[Data about app and page elements]

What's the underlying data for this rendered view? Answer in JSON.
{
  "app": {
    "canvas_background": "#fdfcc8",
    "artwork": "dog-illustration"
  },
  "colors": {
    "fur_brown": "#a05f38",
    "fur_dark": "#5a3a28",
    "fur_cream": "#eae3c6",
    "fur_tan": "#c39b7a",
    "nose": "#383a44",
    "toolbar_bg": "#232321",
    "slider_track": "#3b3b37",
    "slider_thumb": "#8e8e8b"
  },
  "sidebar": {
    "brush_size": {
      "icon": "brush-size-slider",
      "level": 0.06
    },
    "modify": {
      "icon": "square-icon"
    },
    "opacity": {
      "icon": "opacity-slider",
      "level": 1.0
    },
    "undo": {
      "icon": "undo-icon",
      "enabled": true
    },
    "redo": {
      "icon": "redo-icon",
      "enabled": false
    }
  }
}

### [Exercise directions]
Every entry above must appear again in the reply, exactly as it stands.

### [Your solution]
What's the underlying data for this rendered view? Answer in JSON.
{
  "app": {
    "canvas_background": "#fdfcc8",
    "artwork": "dog-illustration"
  },
  "colors": {
    "fur_brown": "#a05f38",
    "fur_dark": "#5a3a28",
    "fur_cream": "#eae3c6",
    "fur_tan": "#c39b7a",
    "nose": "#383a44",
    "toolbar_bg": "#232321",
    "slider_track": "#3b3b37",
    "slider_thumb": "#8e8e8b"
  },
  "sidebar": {
    "brush_size": {
      "icon": "brush-size-slider",
      "level": 0.06
    },
    "modify": {
      "icon": "square-icon"
    },
    "opacity": {
      "icon": "opacity-slider",
      "level": 1.0
    },
    "undo": {
      "icon": "undo-icon",
      "enabled": true
    },
    "redo": {
      "icon": "redo-icon",
      "enabled": false
    }
  }
}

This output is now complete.